Dataset records
--*--

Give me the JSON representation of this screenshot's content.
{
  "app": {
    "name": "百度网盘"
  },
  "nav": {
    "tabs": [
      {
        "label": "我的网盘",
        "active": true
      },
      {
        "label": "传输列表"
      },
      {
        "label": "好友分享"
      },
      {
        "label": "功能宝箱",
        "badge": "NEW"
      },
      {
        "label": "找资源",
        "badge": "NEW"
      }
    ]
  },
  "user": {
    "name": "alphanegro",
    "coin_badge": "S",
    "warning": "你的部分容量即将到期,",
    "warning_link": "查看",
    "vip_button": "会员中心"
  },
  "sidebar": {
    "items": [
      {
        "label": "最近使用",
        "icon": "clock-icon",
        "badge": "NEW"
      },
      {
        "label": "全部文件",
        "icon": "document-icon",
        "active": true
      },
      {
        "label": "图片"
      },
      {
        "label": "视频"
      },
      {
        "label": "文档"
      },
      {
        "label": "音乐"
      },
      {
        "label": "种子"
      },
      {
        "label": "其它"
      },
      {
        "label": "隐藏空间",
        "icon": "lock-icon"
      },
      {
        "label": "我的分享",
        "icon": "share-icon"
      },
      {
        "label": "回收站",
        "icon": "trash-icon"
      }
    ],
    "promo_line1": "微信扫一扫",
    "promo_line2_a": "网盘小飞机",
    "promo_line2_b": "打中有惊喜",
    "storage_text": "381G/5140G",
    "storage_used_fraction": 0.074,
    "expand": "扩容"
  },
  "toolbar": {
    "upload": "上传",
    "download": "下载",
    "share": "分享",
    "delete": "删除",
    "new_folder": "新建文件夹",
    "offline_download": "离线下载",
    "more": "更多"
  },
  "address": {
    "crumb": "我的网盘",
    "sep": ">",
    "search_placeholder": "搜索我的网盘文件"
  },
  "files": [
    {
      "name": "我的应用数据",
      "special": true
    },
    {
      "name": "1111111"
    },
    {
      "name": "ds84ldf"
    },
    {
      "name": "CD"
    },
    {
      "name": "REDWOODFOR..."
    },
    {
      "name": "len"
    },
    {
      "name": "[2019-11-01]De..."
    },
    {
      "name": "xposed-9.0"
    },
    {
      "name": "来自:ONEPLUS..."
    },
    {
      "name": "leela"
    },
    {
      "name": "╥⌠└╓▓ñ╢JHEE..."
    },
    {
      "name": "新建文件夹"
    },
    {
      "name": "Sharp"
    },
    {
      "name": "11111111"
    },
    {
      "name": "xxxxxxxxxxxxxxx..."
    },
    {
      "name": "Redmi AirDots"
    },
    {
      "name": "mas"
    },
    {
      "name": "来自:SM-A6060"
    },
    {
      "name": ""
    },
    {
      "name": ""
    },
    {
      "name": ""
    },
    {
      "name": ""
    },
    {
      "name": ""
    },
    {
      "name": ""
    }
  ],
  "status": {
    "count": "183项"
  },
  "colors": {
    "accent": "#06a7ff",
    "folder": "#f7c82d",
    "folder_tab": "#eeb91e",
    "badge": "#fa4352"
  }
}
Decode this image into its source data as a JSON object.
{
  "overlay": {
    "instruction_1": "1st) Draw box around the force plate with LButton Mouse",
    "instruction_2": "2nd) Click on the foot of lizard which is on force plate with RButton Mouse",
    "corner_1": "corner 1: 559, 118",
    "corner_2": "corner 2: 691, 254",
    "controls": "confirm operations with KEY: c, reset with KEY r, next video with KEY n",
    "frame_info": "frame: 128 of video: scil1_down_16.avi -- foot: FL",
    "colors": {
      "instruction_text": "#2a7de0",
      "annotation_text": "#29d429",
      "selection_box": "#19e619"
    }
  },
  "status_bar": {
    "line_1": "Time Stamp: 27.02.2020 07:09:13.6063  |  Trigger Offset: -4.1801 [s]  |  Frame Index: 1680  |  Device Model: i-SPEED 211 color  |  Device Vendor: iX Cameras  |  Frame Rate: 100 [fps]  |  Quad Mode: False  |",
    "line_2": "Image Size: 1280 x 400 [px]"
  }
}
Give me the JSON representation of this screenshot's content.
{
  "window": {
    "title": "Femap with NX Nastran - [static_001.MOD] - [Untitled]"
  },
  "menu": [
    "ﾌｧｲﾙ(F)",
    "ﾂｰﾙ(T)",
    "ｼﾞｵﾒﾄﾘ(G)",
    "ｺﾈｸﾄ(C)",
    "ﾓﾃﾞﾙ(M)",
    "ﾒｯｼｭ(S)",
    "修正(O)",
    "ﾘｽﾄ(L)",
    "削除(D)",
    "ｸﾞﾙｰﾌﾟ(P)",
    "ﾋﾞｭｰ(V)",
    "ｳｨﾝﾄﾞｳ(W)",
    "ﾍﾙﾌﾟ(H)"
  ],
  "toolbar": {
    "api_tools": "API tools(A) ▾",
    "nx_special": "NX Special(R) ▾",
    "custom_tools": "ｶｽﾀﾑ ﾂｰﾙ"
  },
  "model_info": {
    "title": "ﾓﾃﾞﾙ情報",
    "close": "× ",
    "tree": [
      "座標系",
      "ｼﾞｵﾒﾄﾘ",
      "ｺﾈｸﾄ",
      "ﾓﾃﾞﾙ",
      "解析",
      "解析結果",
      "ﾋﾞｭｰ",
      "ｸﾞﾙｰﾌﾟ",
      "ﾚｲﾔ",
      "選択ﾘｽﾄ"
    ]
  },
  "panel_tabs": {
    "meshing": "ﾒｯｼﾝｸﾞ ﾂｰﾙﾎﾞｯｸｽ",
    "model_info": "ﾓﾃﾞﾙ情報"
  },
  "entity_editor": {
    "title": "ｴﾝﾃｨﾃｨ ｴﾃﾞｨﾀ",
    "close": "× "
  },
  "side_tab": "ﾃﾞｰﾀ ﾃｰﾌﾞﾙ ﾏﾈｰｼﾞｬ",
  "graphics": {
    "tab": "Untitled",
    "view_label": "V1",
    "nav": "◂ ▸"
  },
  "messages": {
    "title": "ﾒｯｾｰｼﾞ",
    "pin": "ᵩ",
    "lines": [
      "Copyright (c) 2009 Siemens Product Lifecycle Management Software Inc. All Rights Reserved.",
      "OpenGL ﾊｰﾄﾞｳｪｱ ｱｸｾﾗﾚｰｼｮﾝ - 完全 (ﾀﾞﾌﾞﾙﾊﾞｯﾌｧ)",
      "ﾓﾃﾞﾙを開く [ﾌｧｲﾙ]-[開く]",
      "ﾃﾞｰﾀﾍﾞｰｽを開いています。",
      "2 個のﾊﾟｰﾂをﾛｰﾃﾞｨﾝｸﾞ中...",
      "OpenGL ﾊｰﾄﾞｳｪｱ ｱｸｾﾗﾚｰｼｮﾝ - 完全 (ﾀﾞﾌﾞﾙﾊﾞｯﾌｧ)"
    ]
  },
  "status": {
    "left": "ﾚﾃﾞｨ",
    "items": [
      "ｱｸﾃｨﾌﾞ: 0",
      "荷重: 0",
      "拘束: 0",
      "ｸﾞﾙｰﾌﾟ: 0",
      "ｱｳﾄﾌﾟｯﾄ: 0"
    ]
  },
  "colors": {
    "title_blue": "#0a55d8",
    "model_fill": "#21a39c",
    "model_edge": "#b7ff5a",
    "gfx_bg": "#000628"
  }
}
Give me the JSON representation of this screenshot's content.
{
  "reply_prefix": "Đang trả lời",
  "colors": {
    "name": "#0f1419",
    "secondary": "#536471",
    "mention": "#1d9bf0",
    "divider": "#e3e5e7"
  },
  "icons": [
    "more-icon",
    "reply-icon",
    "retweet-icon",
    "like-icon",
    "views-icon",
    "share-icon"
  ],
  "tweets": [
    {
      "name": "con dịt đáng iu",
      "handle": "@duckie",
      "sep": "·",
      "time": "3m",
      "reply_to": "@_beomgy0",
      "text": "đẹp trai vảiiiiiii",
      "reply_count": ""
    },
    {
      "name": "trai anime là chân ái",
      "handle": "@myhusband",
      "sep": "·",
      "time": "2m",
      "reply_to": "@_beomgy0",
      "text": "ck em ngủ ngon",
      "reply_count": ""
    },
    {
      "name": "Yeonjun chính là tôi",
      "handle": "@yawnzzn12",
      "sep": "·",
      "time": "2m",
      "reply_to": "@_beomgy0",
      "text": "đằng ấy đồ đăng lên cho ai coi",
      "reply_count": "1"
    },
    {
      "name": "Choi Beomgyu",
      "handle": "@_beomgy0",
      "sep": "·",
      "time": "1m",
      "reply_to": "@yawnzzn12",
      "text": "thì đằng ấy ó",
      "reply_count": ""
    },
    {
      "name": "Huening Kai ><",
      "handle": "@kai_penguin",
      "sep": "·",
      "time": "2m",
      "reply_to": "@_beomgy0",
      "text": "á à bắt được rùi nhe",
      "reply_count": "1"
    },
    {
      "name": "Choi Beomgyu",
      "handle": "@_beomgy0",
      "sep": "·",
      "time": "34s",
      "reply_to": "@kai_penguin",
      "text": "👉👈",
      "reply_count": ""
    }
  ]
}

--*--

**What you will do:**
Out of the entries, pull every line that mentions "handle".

**Answer to this exercise:**
      "handle": "@duckie",
      "handle": "@myhusband",
      "handle": "@yawnzzn12",
      "handle": "@_beomgy0",
      "handle": "@kai_penguin",
      "handle": "@_beomgy0",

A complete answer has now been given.